Copy out every line holding the string "label" from the records below.
EXERCISE DATA START
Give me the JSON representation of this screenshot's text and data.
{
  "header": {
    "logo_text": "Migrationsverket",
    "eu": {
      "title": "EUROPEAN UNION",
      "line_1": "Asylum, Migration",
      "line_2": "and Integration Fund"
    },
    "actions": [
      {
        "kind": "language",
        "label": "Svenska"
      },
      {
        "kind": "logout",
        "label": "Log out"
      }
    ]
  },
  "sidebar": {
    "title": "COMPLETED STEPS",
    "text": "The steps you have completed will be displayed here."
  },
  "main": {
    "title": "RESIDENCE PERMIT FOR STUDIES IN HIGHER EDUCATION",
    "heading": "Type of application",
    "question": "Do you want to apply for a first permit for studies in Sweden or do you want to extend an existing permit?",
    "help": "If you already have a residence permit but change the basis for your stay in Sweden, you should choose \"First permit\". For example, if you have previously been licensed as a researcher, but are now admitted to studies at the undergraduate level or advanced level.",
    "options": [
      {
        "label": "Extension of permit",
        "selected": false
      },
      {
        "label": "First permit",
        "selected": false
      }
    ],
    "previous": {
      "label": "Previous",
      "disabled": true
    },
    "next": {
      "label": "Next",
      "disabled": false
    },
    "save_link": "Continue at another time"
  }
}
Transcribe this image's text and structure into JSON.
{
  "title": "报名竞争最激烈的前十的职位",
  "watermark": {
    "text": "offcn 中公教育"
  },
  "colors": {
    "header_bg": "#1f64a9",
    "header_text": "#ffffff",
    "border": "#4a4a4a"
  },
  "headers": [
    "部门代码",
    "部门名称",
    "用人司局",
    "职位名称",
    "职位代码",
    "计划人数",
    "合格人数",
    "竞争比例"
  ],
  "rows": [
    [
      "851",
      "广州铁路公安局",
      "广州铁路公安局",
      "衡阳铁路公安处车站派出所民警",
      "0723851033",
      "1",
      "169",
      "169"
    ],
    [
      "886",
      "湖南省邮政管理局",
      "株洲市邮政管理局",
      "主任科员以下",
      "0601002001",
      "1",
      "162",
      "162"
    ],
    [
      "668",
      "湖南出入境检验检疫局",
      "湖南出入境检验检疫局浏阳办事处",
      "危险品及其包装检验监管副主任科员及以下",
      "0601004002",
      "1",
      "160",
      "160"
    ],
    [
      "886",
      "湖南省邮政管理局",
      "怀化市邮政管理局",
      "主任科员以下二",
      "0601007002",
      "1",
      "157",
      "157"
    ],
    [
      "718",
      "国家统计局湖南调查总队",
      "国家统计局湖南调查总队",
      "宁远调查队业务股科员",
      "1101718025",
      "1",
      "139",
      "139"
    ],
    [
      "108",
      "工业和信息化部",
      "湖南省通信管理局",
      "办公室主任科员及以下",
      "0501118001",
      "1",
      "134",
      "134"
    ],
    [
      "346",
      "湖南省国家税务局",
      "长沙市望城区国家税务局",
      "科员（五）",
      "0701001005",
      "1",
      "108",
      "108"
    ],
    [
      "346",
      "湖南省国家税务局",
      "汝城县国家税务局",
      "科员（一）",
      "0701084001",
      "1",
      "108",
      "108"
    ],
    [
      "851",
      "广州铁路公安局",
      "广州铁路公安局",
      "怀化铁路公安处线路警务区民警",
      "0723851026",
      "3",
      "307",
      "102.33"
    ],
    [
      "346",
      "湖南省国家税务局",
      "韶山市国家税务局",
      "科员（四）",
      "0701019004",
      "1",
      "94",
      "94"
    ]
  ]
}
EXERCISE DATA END
SOLUTION TO THIS EXERCISE>
        "label": "Svenska"
        "label": "Log out"
        "label": "Extension of permit",
        "label": "First permit",
      "label": "Previous",
      "label": "Next",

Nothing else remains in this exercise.